Noah Wyle Exiting ER, But Will Be Back
03/31/2005 AT 08:00 AM EST
ANTICIPATED: Expect Harry Potter to be everywhere this summer. Scholastic, Inc., the American publisher of J.K. Rowling's fantasy series, has announced a record first printing of 10.8 million copies of Harry Potter and the Half-Blood Prince, the largest such printing for a hardcover release in this country. (The previous record holder was 2003's Harry Potter and the Order of the Phoenix with 8.5 million.) Half-Blood Prince, which will be officially released on July 16, has topped the best-seller lists of Amazon.com and Barnes & Noble.com ever since its publication date was announced in December. Worldwide sales have topped 250 million for the entire series, which has been translated into 62 languages.
FRONTED: Country star Tim McGraw is leading the "Neighbors Give Life" blood drive to begin Thursday and run through Sept. 5. Speaking to the Associated Press, McGraw, 37, said he will spread the word that people can give blood up to six times a year, not just once. "It's just a simple thing, and you help more than you realize," he says. Red Cross officials warn that there is less than half of the seven- to 10-day blood supply needed in the event of a national disaster. Only 5 percent of Americans who are eligible to give blood now donate, organization officials said.
AWARDED: A Los Angeles judge has ordered Marion "Suge" Knight to pay $107 million to Lydia Harris, who claims she helped the rap mogul start Death Row Records, ruling Knight and his attorneys failed to answer questions and provide information in the case, AP reports. Harris is married to Michael "Harry O" Harris, an imprisoned drug dealer who has claimed he put up $1.5 million from behind bars in 1991 to help start Death Row Records. Knight, 39, has repeatedly denied that contention. The judgment includes $60 million in punitive damages, $45 million in economic damages and $2 million in non-economic damages.
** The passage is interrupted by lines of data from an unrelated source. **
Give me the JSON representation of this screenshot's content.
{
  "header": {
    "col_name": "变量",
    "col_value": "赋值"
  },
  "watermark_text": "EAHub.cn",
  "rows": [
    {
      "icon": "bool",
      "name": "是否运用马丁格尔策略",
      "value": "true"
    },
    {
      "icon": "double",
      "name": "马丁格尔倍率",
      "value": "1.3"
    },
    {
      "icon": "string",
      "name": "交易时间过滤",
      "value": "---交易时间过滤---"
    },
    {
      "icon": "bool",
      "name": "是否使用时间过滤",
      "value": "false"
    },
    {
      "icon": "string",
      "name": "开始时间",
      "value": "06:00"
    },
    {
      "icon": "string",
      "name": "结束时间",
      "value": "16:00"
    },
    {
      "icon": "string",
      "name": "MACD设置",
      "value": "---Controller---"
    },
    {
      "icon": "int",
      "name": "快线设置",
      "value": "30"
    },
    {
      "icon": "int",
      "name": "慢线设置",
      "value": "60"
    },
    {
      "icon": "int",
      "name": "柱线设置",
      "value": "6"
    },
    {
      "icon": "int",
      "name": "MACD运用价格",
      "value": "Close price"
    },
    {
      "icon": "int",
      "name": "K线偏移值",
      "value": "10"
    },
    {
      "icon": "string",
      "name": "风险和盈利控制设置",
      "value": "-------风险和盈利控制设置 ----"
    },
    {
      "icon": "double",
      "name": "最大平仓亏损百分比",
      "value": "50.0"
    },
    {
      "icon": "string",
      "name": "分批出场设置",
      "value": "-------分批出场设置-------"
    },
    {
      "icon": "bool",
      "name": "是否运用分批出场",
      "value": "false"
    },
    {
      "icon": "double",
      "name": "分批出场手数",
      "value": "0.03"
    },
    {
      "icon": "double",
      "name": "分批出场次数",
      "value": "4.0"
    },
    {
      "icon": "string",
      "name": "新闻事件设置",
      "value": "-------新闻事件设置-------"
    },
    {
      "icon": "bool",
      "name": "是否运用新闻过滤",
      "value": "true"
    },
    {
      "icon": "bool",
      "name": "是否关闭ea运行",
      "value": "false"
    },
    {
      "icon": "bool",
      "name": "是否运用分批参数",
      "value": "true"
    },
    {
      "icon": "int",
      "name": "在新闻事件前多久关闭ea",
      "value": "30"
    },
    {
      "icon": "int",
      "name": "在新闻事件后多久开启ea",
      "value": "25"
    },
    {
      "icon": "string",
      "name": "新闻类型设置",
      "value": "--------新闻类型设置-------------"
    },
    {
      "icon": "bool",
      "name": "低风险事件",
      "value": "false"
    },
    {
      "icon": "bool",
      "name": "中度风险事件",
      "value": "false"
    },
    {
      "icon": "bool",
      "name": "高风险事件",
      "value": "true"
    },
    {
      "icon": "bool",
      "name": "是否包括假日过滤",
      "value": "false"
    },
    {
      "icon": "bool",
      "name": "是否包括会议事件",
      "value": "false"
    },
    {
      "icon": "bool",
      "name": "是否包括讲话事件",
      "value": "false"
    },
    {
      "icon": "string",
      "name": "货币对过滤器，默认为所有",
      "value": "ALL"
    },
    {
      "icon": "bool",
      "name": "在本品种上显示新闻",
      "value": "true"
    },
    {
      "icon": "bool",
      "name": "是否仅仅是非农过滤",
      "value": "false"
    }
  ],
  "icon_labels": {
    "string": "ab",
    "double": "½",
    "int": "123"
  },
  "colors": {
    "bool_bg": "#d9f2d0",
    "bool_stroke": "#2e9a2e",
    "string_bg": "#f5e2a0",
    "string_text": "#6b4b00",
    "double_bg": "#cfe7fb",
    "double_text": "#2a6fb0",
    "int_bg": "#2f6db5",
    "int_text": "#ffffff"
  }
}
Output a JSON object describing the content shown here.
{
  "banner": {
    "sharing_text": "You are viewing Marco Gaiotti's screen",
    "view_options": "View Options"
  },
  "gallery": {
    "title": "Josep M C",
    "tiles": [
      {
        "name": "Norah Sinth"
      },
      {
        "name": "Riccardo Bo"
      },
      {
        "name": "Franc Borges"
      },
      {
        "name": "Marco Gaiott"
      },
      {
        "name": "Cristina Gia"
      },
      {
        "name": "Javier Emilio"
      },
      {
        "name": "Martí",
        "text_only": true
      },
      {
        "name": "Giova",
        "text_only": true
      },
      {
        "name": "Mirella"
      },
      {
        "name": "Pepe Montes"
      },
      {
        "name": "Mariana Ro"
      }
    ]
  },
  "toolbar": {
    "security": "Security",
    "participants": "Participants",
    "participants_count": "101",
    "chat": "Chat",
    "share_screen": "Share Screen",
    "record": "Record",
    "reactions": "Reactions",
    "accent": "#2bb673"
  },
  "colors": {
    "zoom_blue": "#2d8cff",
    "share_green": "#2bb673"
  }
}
CONCLUDED: The weekly PBS series Tucker Carlson: Unfiltered will end its run after one year in June, the network has announced. "Tucker's series on PBS is smart and stimulating," said Jacoba Atlas, senior vice president of PBS programming. "We will miss having him on our air." The bow-tied conservative commentator's upcoming nightly series on MSNBC and his relocation to New York made it impossible to continue, officials said.
AUTHORED: Ed McMahon, 82, who occupied the chair next to Johnny Carson's desk on the Tonight show, is writing a memoir, to be called Here's Johnny! and published in October. "The stories he shares, with Johnny's blessing given before his death, paint a picture of the enigmatic Carson, so cool before the camera, yet genuinely shy and self-effacing," according to a statement from publisher, Rutledge Hill Press. Carson died in January at age 79.